I propose to take Questions Nos. 95 and 97 together.

There are certain legal and regulatory requirements which govern the provision of mortgage credit to consumers.  For example, the European Union (Consumer Mortgage Credit Agreements) Regulations 2016 (CMCAR) provide that, before concluding a mortgage credit agreement, a lender must make a thorough assessment of the consumer’s creditworthiness with a view to verifying the prospect of the consumer being able to meet his or her obligations under the credit agreement.  The CMCAR further provide that a lender should only make credit available to a consumer where the result of the creditworthiness assessment indicates that the consumer’s obligations resulting from the credit agreement are likely to be met in the manner required under that agreement. 

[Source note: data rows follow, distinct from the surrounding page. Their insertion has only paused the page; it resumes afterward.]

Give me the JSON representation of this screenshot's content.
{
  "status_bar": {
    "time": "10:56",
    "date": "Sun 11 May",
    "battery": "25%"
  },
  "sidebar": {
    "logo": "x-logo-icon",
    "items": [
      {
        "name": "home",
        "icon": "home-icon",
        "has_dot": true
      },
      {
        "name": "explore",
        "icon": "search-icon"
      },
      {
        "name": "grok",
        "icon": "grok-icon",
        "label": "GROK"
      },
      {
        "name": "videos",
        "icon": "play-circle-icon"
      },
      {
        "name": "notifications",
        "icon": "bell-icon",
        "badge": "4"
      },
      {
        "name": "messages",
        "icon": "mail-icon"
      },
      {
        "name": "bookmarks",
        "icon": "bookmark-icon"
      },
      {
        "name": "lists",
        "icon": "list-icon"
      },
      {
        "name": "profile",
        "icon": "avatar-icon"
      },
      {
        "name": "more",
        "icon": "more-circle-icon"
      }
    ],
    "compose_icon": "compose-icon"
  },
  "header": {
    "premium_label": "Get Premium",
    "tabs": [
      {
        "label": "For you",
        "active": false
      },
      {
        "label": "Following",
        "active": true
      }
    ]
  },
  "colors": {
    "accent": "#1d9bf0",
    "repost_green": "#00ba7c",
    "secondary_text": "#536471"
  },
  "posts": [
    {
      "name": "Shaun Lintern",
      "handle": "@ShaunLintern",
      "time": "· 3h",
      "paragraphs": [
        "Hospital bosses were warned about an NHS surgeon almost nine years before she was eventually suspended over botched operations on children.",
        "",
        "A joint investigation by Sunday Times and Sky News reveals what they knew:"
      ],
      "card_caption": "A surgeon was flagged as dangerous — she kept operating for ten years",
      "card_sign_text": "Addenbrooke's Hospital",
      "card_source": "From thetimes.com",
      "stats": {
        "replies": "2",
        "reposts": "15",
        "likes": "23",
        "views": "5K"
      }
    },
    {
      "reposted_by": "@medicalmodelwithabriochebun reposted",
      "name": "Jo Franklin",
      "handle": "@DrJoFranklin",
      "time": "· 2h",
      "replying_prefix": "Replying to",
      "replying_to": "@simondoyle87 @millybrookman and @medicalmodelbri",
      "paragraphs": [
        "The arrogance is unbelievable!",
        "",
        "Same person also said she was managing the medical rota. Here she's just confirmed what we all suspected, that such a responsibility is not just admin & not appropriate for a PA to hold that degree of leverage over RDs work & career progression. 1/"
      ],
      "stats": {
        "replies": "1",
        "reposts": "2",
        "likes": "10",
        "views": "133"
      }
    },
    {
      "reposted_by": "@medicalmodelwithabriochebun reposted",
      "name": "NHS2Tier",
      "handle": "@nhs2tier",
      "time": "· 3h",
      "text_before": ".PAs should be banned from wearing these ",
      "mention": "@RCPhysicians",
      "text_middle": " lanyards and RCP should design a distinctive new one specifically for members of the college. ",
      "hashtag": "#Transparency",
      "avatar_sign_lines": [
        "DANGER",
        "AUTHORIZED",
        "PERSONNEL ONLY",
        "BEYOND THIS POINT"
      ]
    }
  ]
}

In addition, the Central Bank’s Consumer Protection Code 2012 imposes ‘Knowing the Consumer and Suitability’ requirements on lenders to assess affordability of credit and the suitability of a product or service based on the individual circumstances of each borrower.  Furthermore, the Code also provides that, where a regulated entity offers a mortgage to a consumer, the lender must include certain information in the offer document including the length of time for which the mortgage offer is valid.  Within this overall regulatory framework, decisions on mortgage applications, including the duration period of a mortgage approval (either an 'approval in principle' or a mortgage offer) or any extension to the duration period of an existing mortgage offer, are commercial and business matters for individual lenders. 

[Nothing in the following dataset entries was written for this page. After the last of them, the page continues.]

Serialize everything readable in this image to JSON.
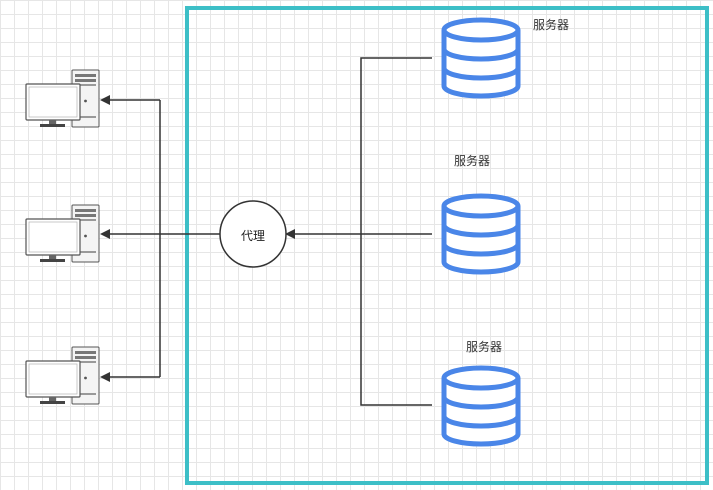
{
  "colors": {
    "boundary": "#3dbfc7",
    "database": "#4a86e8",
    "line": "#333333",
    "grid": "#e6e6e6"
  },
  "servers": [
    {
      "label": "服务器",
      "icon": "database-icon"
    },
    {
      "label": "服务器",
      "icon": "database-icon"
    },
    {
      "label": "服务器",
      "icon": "database-icon"
    }
  ],
  "proxy": {
    "label": "代理"
  },
  "clients": [
    {
      "icon": "desktop-computer-icon"
    },
    {
      "icon": "desktop-computer-icon"
    },
    {
      "icon": "desktop-computer-icon"
    }
  ]
}
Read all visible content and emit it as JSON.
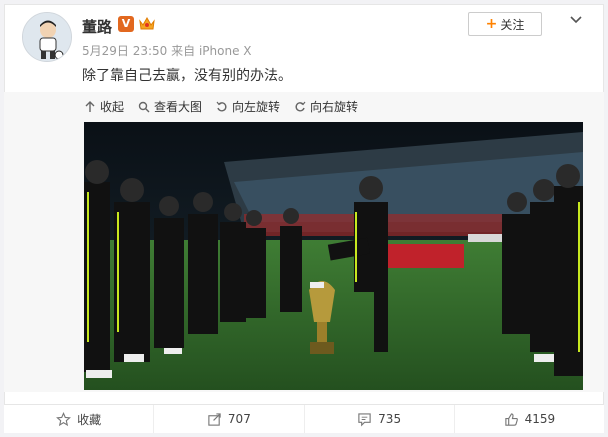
{
  "post": {
    "username": "董路",
    "vip_badge": "V",
    "timestamp": "5月29日 23:50",
    "source": "来自 iPhone X",
    "text": "除了靠自己去赢，没有别的办法。",
    "follow_label": "关注"
  },
  "toolbar": {
    "collapse": "收起",
    "view_large": "查看大图",
    "rotate_left": "向左旋转",
    "rotate_right": "向右旋转"
  },
  "footer": {
    "favorite": "收藏",
    "repost_count": "707",
    "comment_count": "735",
    "like_count": "4159"
  },
  "colors": {
    "accent": "#ff8200",
    "vip": "#e2681f",
    "pitch": "#2e6a2c"
  }
}
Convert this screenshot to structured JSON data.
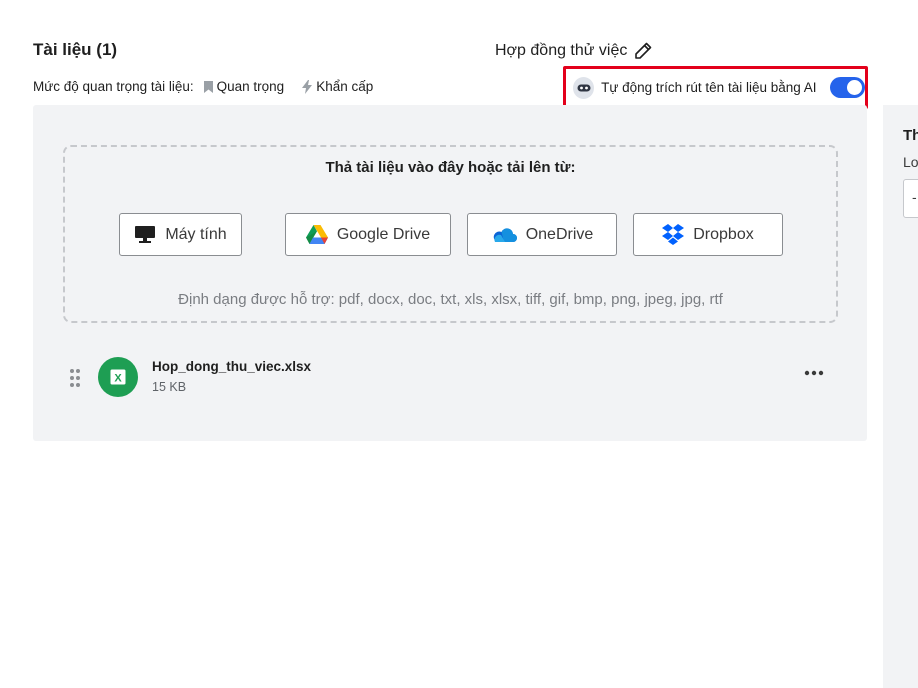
{
  "documents": {
    "title": "Tài liệu (1)",
    "priority_label": "Mức độ quan trọng tài liệu:",
    "priority_options": [
      {
        "label": "Quan trọng",
        "icon": "bookmark-icon"
      },
      {
        "label": "Khẩn cấp",
        "icon": "lightning-icon"
      }
    ]
  },
  "contract": {
    "title": "Hợp đồng thử việc",
    "edit_icon": "pencil-icon"
  },
  "ai_extract": {
    "label": "Tự động trích rút tên tài liệu bằng AI",
    "enabled": true,
    "toggle_color": "#2563eb",
    "highlight_color": "#e3001b"
  },
  "upload": {
    "title": "Thả tài liệu vào đây hoặc tải lên từ:",
    "sources": [
      {
        "label": "Máy tính",
        "icon": "monitor-icon"
      },
      {
        "label": "Google Drive",
        "icon": "google-drive-icon"
      },
      {
        "label": "OneDrive",
        "icon": "onedrive-icon"
      },
      {
        "label": "Dropbox",
        "icon": "dropbox-icon"
      }
    ],
    "formats": "Định dạng được hỗ trợ: pdf, docx, doc, txt, xls, xlsx, tiff, gif, bmp, png, jpeg, jpg, rtf"
  },
  "files": [
    {
      "name": "Hop_dong_thu_viec.xlsx",
      "size": "15 KB",
      "icon_letter": "X",
      "icon_color": "#1e9e53"
    }
  ],
  "right_panel": {
    "title": "Th",
    "sub": "Lo",
    "input_value": "-"
  }
}
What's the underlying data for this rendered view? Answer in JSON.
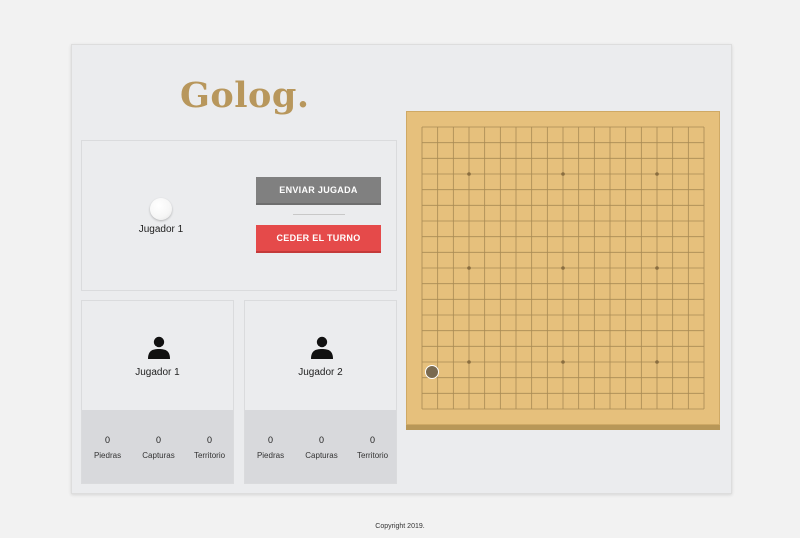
{
  "app": {
    "logo": "Golog."
  },
  "turn": {
    "current_player": "Jugador 1",
    "current_color": "white",
    "send_button": "ENVIAR JUGADA",
    "pass_button": "CEDER EL TURNO"
  },
  "players": [
    {
      "name": "Jugador 1",
      "stats": [
        {
          "value": "0",
          "label": "Piedras"
        },
        {
          "value": "0",
          "label": "Capturas"
        },
        {
          "value": "0",
          "label": "Territorio"
        }
      ]
    },
    {
      "name": "Jugador 2",
      "stats": [
        {
          "value": "0",
          "label": "Piedras"
        },
        {
          "value": "0",
          "label": "Capturas"
        },
        {
          "value": "0",
          "label": "Territorio"
        }
      ]
    }
  ],
  "board": {
    "size": 19,
    "star_points": [
      [
        3,
        3
      ],
      [
        3,
        9
      ],
      [
        3,
        15
      ],
      [
        9,
        3
      ],
      [
        9,
        9
      ],
      [
        9,
        15
      ],
      [
        15,
        3
      ],
      [
        15,
        9
      ],
      [
        15,
        15
      ]
    ],
    "hover_stone": {
      "col": 0,
      "row": 15,
      "color": "#7a6a50"
    },
    "colors": {
      "wood": "#e6c07c",
      "line": "#a88a54",
      "star": "#8a6e40"
    }
  },
  "footer": {
    "text": "Copyright 2019."
  }
}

However, if a mortgage applicant is not satisfied with how a regulated firm is dealing with them in relation to an application for credit or the drawn down of credit, or they believe that the regulated firm is not following the requirements of the Central Bank’s codes and regulations or other financial services law, they should make a complaint directly to the regulated firm. Furthermore, if the mortgage applicant is still not satisfied with the response from the regulated firm, he or she can refer the complaint to the statutory Financial Services and Pensions Ombudsman.